Your task.
The answer must be every line below that contains the string "content".

Excerpts from an interface dataset:
· · · · ·

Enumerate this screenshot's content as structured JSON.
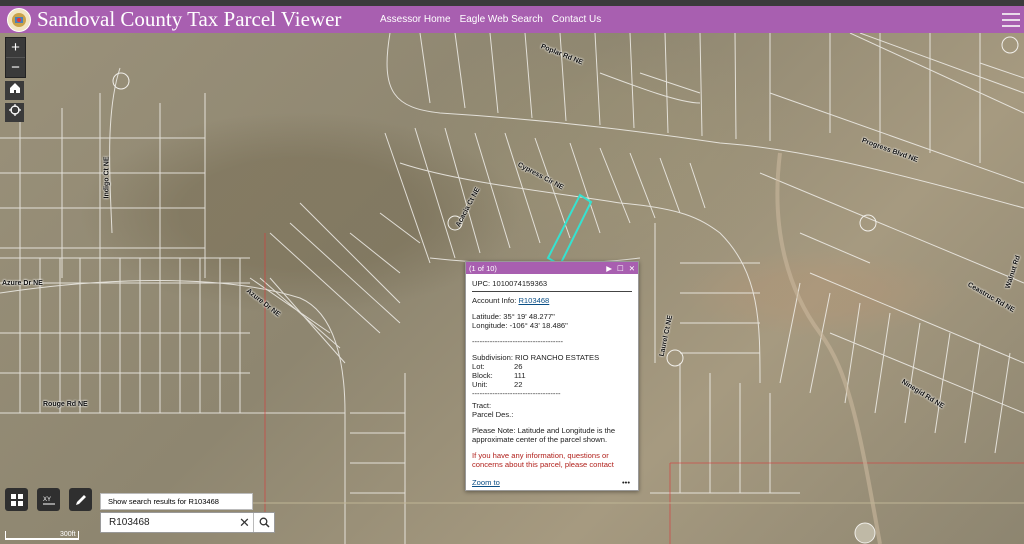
{
  "header": {
    "title": "Sandoval County Tax Parcel Viewer",
    "nav": [
      "Assessor Home",
      "Eagle Web Search",
      "Contact Us"
    ]
  },
  "map": {
    "streets": [
      {
        "name": "Poplar Rd NE"
      },
      {
        "name": "Cypress Cir NE"
      },
      {
        "name": "Acacia Ct NE"
      },
      {
        "name": "Progress Blvd NE"
      },
      {
        "name": "Indigo Ct NE"
      },
      {
        "name": "Azure Dr NE"
      },
      {
        "name": "Azure Dr NE"
      },
      {
        "name": "Rouge Rd NE"
      },
      {
        "name": "Laurel Ct NE"
      },
      {
        "name": "Ceastruc Rd NE"
      },
      {
        "name": "Ninegid Rd NE"
      },
      {
        "name": "Walnut Rd"
      }
    ],
    "scale_label": "300ft"
  },
  "controls": {
    "zoom_in": "+",
    "zoom_out": "−"
  },
  "popup": {
    "counter": "(1 of 10)",
    "upc": "UPC: 1010074159363",
    "account_label": "Account Info:",
    "account_link": "R103468",
    "latitude": "Latitude: 35° 19' 48.277\"",
    "longitude": "Longitude: -106° 43' 18.486\"",
    "divider": "------------------------------------",
    "subdivision": "Subdivision: RIO RANCHO ESTATES",
    "lot_label": "Lot:",
    "lot": "26",
    "block_label": "Block:",
    "block": "111",
    "unit_label": "Unit:",
    "unit": "22",
    "divider2": "-----------------------------------",
    "tract": "Tract:",
    "parcel_des": "Parcel Des.:",
    "note": "Please Note: Latitude and Longitude is the approximate center of the parcel shown.",
    "warning": "If you have any information, questions or concerns about this parcel, please contact",
    "zoom_to": "Zoom to",
    "more": "•••"
  },
  "search": {
    "hint_prefix": "Show search results for",
    "hint_term": "R103468",
    "value": "R103468"
  },
  "colors": {
    "header": "#a85fb0",
    "parcel_line": "#f1efea",
    "selected_parcel": "#35e2d0",
    "boundary": "#d83b3b"
  }
}
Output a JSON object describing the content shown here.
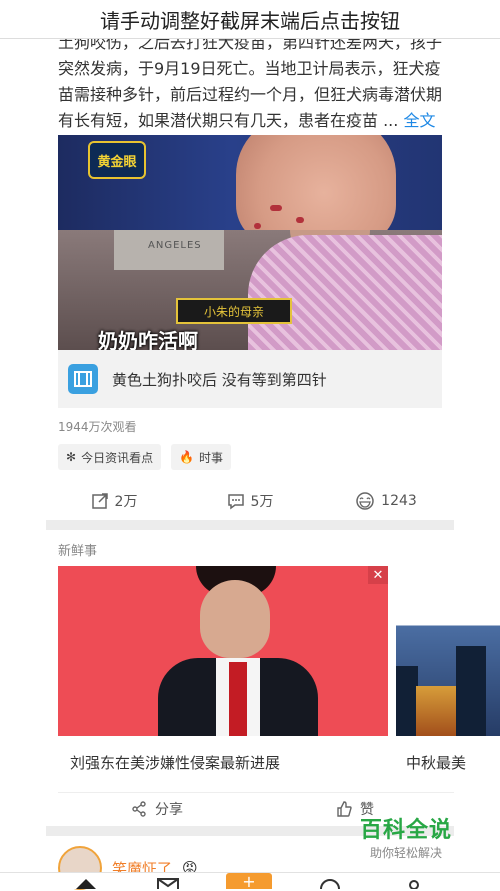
{
  "overlay": {
    "text": "请手动调整好截屏末端后点击按钮"
  },
  "post": {
    "text": "土狗咬伤，之后去打狂犬疫苗，第四针还差两天，孩子突然发病，于9月19日死亡。当地卫计局表示，狂犬疫苗需接种多针，前后过程约一个月，但狂犬病毒潜伏期有长有短，如果潜伏期只有几天，患者在疫苗 ...",
    "more": "全文"
  },
  "video": {
    "logo": "黄金眼",
    "shirt_text": "ANGELES",
    "caption_tag": "小朱的母亲",
    "subtitle": "奶奶咋活啊",
    "title": "黄色土狗扑咬后  没有等到第四针"
  },
  "views": "1944万次观看",
  "chips": {
    "c1": "今日资讯看点",
    "c2": "时事"
  },
  "actions": {
    "share": "2万",
    "comment": "5万",
    "like": "1243"
  },
  "fresh": {
    "label": "新鲜事",
    "card1_title": "刘强东在美涉嫌性侵案最新进展",
    "card2_title": "中秋最美",
    "share": "分享",
    "like": "赞",
    "close": "✕"
  },
  "user": {
    "name": "笑魔怔了"
  },
  "watermark": {
    "big": "百科全说",
    "small": "助你轻松解决"
  },
  "colors": {
    "accent": "#f07e28",
    "link": "#1e88e5",
    "watermark": "#28a745"
  }
}
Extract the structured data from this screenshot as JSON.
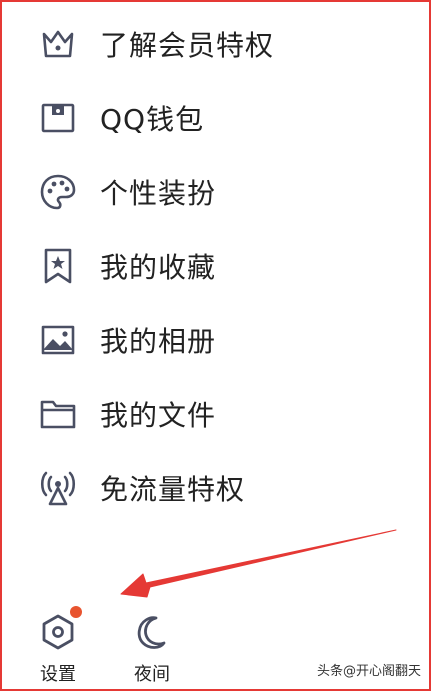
{
  "menu": {
    "items": [
      {
        "label": "了解会员特权",
        "icon": "crown-icon"
      },
      {
        "label": "QQ钱包",
        "icon": "wallet-icon"
      },
      {
        "label": "个性装扮",
        "icon": "palette-icon"
      },
      {
        "label": "我的收藏",
        "icon": "bookmark-star-icon"
      },
      {
        "label": "我的相册",
        "icon": "image-icon"
      },
      {
        "label": "我的文件",
        "icon": "folder-icon"
      },
      {
        "label": "免流量特权",
        "icon": "signal-tower-icon"
      }
    ]
  },
  "bottom": {
    "settings_label": "设置",
    "night_label": "夜间"
  },
  "colors": {
    "icon_stroke": "#4a4f63",
    "badge": "#e8542f",
    "arrow": "#e53935",
    "frame": "#e53935"
  },
  "watermark": "头条@开心阁翻天"
}
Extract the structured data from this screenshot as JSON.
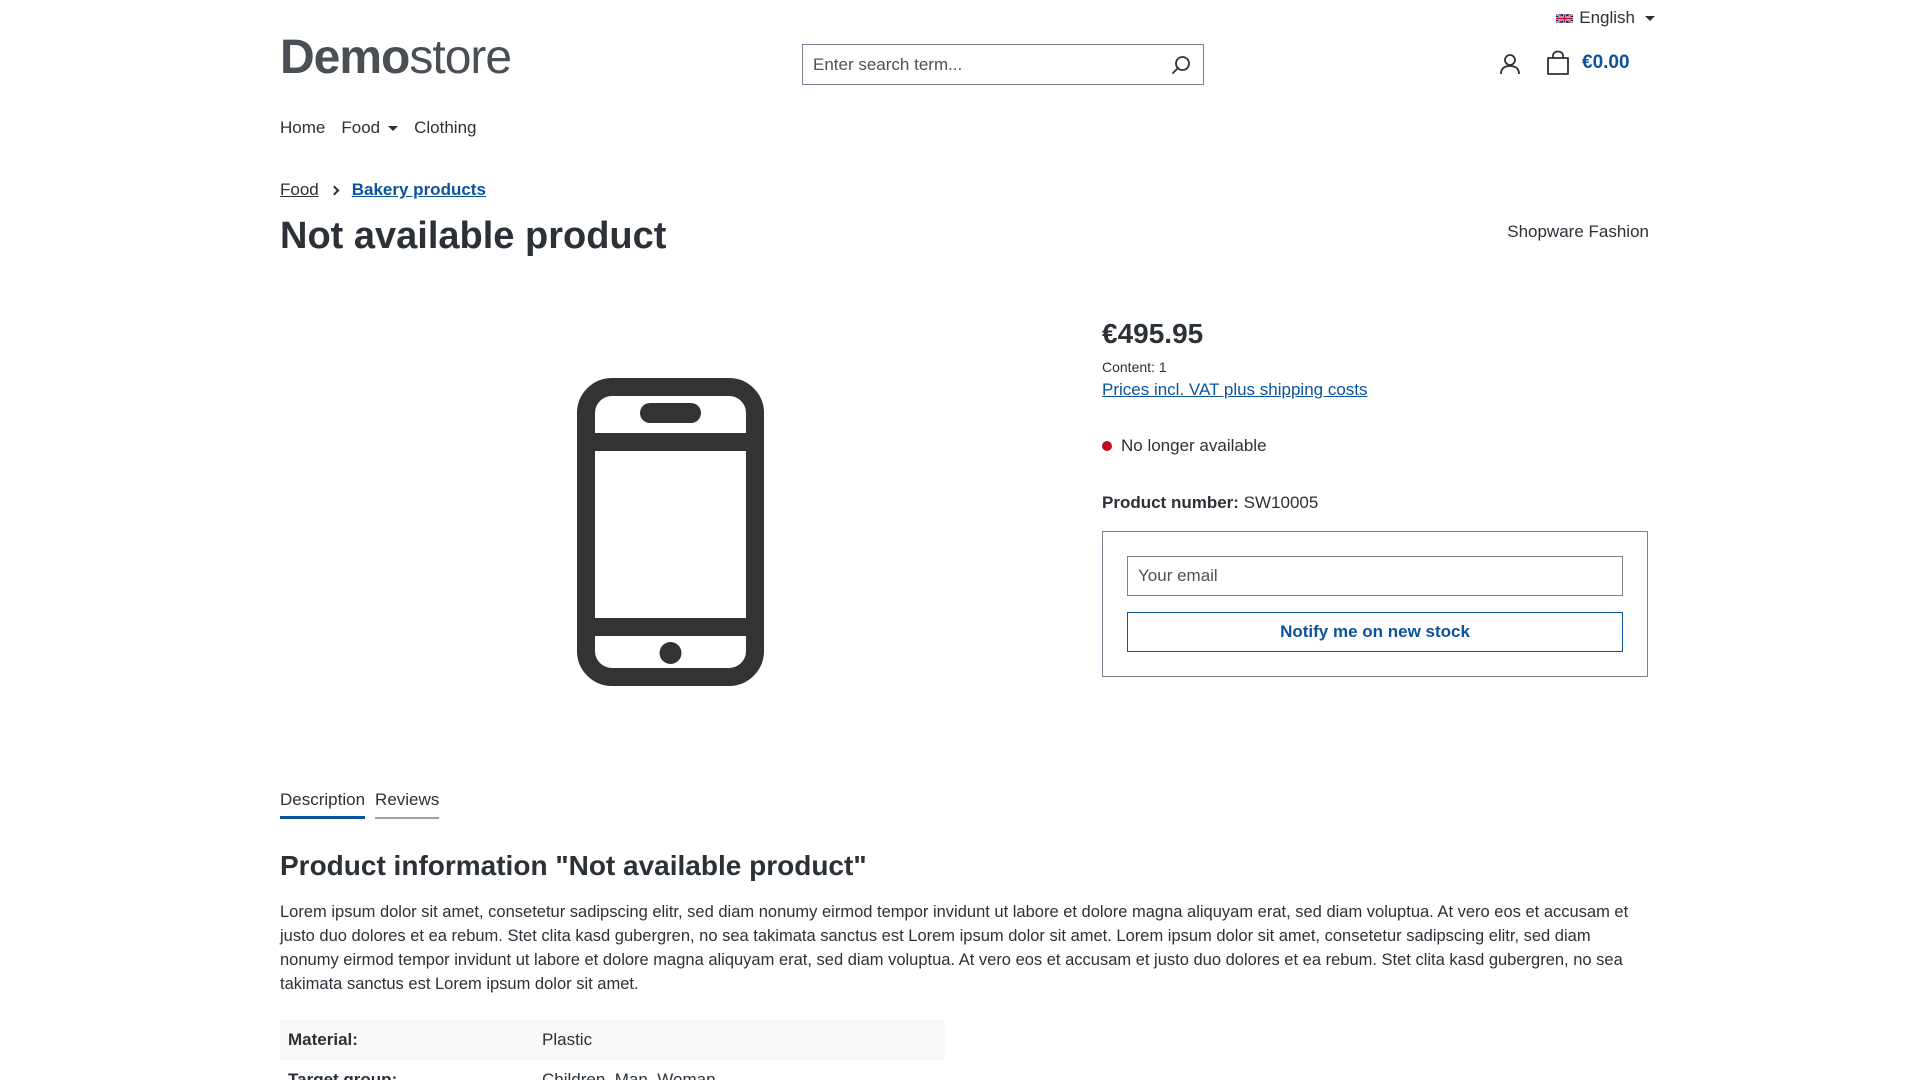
{
  "top_bar": {
    "language": "English"
  },
  "header": {
    "logo_strong": "Demo",
    "logo_light": "store",
    "search_placeholder": "Enter search term...",
    "cart_total": "€0.00"
  },
  "nav": {
    "items": [
      {
        "label": "Home",
        "has_dropdown": false
      },
      {
        "label": "Food",
        "has_dropdown": true
      },
      {
        "label": "Clothing",
        "has_dropdown": false
      }
    ]
  },
  "breadcrumb": {
    "items": [
      {
        "label": "Food",
        "active": false
      },
      {
        "label": "Bakery products",
        "active": true
      }
    ]
  },
  "product": {
    "title": "Not available product",
    "manufacturer": "Shopware Fashion",
    "image_icon": "smartphone-icon",
    "price": "€495.95",
    "content": "Content: 1",
    "vat_link": "Prices incl. VAT plus shipping costs",
    "availability": "No longer available",
    "availability_color": "#c30a1f",
    "product_number_label": "Product number:",
    "product_number_value": " SW10005"
  },
  "notify": {
    "email_placeholder": "Your email",
    "button_label": "Notify me on new stock"
  },
  "tabs": [
    {
      "label": "Description",
      "active": true
    },
    {
      "label": "Reviews",
      "active": false
    }
  ],
  "description": {
    "heading": "Product information \"Not available product\"",
    "text": "Lorem ipsum dolor sit amet, consetetur sadipscing elitr, sed diam nonumy eirmod tempor invidunt ut labore et dolore magna aliquyam erat, sed diam voluptua. At vero eos et accusam et justo duo dolores et ea rebum. Stet clita kasd gubergren, no sea takimata sanctus est Lorem ipsum dolor sit amet. Lorem ipsum dolor sit amet, consetetur sadipscing elitr, sed diam nonumy eirmod tempor invidunt ut labore et dolore magna aliquyam erat, sed diam voluptua. At vero eos et accusam et justo duo dolores et ea rebum. Stet clita kasd gubergren, no sea takimata sanctus est Lorem ipsum dolor sit amet."
  },
  "properties": [
    {
      "label": "Material:",
      "value": "Plastic"
    },
    {
      "label": "Target group:",
      "value": "Children, Man, Woman"
    }
  ],
  "colors": {
    "accent": "#0b539b",
    "text": "#2b3136",
    "border": "#798490"
  }
}
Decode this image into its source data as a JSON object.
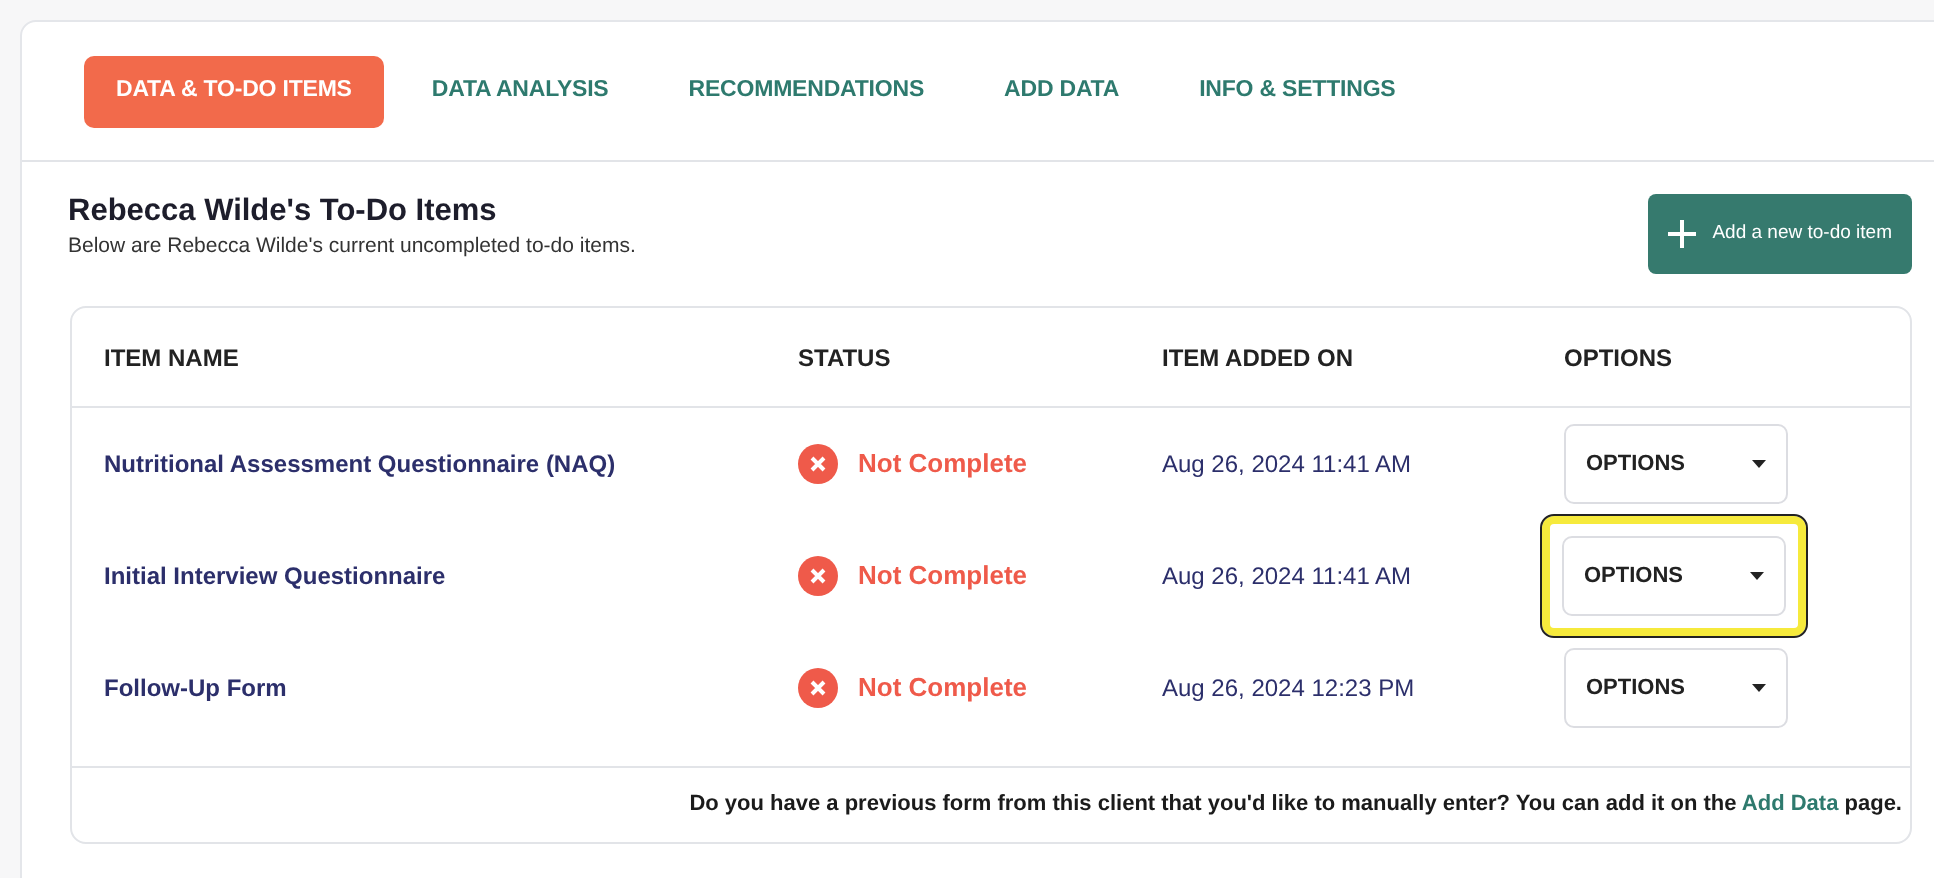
{
  "tabs": [
    {
      "label": "DATA & TO-DO ITEMS",
      "selected": true
    },
    {
      "label": "DATA ANALYSIS",
      "selected": false
    },
    {
      "label": "RECOMMENDATIONS",
      "selected": false
    },
    {
      "label": "ADD DATA",
      "selected": false
    },
    {
      "label": "INFO & SETTINGS",
      "selected": false
    }
  ],
  "header": {
    "title": "Rebecca Wilde's To-Do Items",
    "subtitle": "Below are Rebecca Wilde's current uncompleted to-do items.",
    "add_button": "Add a new to-do item"
  },
  "table": {
    "columns": [
      "ITEM NAME",
      "STATUS",
      "ITEM ADDED ON",
      "OPTIONS"
    ],
    "rows": [
      {
        "name": "Nutritional Assessment Questionnaire (NAQ)",
        "status": "Not Complete",
        "complete": false,
        "added": "Aug 26, 2024 11:41 AM",
        "options": "OPTIONS",
        "highlighted": false
      },
      {
        "name": "Initial Interview Questionnaire",
        "status": "Not Complete",
        "complete": false,
        "added": "Aug 26, 2024 11:41 AM",
        "options": "OPTIONS",
        "highlighted": true
      },
      {
        "name": "Follow-Up Form",
        "status": "Not Complete",
        "complete": false,
        "added": "Aug 26, 2024 12:23 PM",
        "options": "OPTIONS",
        "highlighted": false
      }
    ]
  },
  "footer": {
    "text_before": "Do you have a previous form from this client that you'd like to manually enter? You can add it on the ",
    "link": "Add Data",
    "text_after": " page."
  }
}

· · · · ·

Problem solution.
Enumerate this screenshot's content as structured JSON.
Output a JSON object describing the content shown here.
    "content": "Content: 1",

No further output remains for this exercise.